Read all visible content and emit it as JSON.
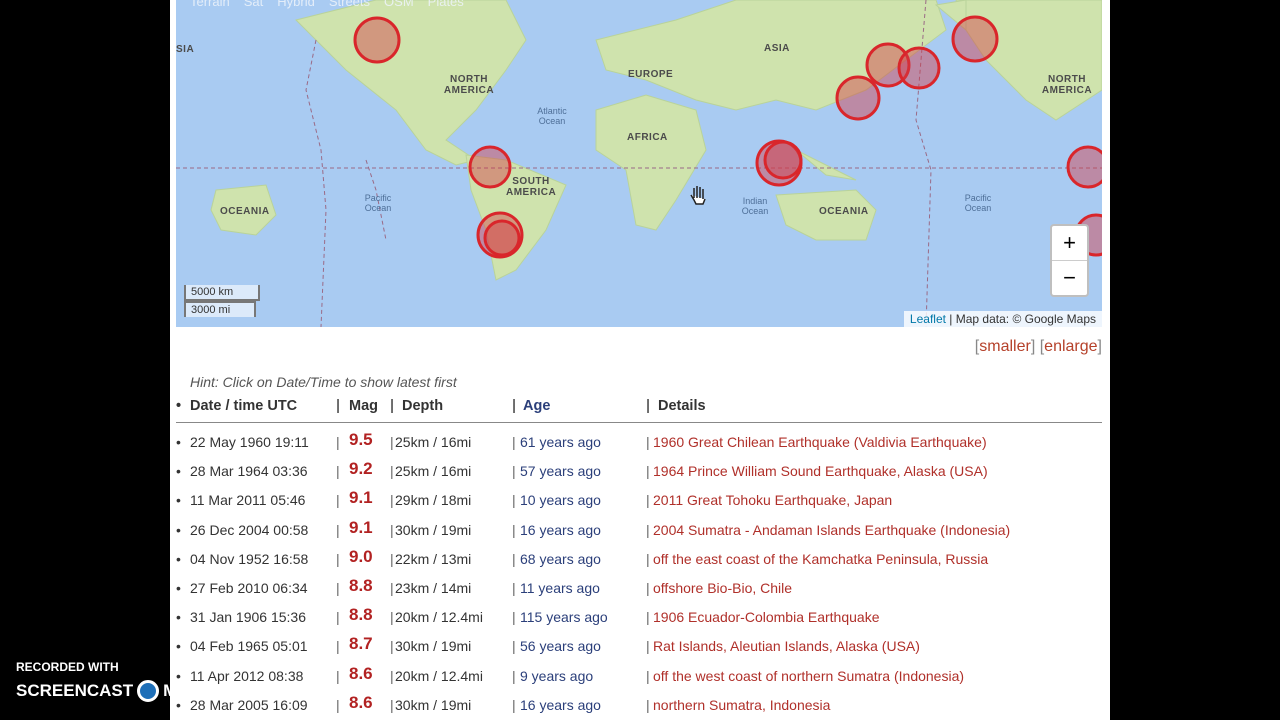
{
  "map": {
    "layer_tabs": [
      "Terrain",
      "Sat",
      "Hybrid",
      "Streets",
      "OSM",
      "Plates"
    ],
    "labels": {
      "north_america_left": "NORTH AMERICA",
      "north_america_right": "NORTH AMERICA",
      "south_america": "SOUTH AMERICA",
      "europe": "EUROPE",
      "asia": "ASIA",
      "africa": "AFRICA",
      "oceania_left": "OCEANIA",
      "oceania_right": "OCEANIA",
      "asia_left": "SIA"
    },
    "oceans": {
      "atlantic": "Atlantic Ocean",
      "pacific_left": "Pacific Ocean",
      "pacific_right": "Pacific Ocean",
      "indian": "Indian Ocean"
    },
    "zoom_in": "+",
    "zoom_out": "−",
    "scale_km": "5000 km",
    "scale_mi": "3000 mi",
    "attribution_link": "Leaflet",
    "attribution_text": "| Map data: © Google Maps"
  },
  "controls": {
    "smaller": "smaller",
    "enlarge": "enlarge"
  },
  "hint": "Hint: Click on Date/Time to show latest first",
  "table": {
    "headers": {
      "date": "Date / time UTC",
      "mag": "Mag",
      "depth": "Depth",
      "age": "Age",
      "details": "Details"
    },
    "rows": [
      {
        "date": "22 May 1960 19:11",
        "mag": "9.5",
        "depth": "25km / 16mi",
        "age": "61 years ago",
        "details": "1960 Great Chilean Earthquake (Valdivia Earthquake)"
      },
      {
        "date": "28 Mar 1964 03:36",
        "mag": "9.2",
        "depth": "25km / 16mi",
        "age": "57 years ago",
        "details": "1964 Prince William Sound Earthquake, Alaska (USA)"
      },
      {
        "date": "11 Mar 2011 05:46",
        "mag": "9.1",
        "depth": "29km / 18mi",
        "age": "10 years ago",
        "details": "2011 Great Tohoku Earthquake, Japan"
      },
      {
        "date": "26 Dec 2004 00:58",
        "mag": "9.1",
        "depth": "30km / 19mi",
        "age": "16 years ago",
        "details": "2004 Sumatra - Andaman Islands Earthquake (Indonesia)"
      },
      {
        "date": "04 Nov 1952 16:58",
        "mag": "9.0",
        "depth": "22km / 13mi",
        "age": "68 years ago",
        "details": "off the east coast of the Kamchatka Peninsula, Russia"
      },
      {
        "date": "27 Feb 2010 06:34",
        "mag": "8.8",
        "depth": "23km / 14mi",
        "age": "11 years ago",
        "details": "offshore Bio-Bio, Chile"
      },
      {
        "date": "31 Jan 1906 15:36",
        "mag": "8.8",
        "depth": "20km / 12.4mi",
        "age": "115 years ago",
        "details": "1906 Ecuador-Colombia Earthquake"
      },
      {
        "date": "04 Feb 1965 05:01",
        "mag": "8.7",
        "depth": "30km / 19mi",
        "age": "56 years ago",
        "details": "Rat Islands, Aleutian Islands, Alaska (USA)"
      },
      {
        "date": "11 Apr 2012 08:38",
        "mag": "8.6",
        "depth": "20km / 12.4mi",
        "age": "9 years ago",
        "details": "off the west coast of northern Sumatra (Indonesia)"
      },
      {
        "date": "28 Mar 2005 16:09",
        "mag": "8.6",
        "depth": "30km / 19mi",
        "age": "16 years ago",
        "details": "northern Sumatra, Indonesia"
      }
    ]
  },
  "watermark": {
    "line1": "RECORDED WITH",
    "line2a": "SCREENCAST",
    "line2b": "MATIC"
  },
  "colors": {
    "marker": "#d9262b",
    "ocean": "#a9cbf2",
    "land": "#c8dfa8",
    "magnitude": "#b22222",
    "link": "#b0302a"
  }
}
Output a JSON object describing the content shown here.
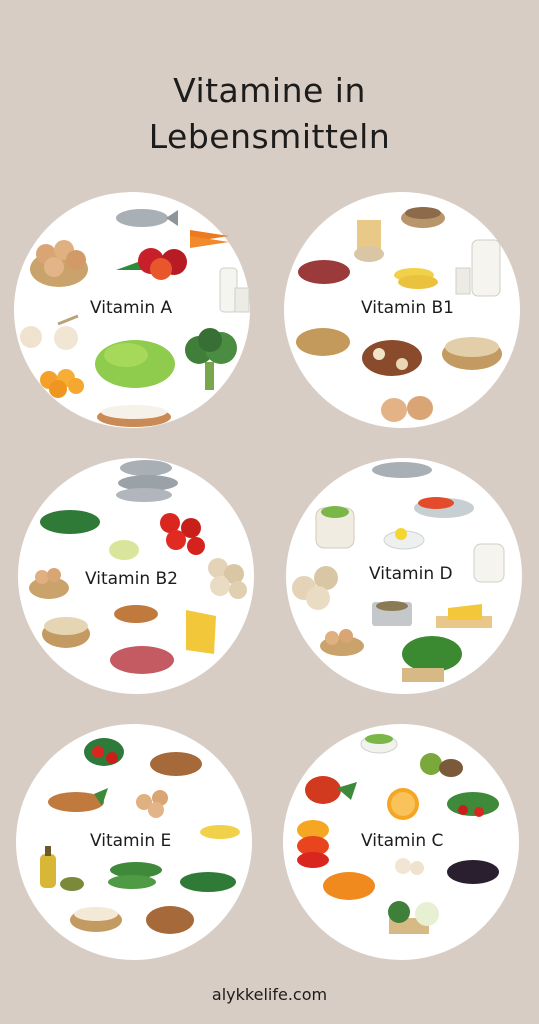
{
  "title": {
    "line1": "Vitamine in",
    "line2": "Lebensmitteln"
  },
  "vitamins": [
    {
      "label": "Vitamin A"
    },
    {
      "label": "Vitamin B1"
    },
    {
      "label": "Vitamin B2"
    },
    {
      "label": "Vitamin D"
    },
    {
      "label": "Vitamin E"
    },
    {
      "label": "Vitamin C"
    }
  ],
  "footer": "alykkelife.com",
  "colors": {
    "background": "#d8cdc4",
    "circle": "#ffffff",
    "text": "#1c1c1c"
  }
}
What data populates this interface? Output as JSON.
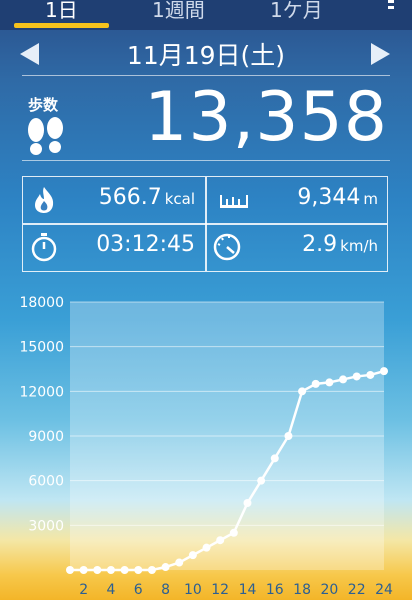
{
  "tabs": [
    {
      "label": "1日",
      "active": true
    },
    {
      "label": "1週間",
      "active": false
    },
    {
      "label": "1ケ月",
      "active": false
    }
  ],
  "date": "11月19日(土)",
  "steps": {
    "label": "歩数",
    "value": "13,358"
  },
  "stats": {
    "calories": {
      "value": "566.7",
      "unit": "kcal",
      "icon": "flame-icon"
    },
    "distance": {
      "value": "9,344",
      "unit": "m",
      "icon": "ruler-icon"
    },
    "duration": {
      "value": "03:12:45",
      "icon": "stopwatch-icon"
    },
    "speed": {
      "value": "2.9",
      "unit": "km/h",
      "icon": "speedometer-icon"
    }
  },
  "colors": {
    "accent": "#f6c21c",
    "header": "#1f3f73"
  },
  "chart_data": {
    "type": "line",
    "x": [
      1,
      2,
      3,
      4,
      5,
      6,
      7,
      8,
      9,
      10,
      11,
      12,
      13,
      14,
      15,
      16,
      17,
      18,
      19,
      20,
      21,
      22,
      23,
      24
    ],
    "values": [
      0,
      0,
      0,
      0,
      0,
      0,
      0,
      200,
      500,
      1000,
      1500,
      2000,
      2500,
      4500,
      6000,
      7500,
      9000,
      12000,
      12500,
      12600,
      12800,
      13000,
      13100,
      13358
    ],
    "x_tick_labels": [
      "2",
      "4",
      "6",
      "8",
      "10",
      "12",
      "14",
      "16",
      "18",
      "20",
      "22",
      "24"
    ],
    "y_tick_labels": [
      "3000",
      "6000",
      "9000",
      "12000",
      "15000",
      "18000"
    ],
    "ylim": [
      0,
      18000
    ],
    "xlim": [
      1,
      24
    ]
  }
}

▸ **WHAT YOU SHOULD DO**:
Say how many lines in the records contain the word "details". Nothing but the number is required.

▸ **RESPONSE BOX**:
11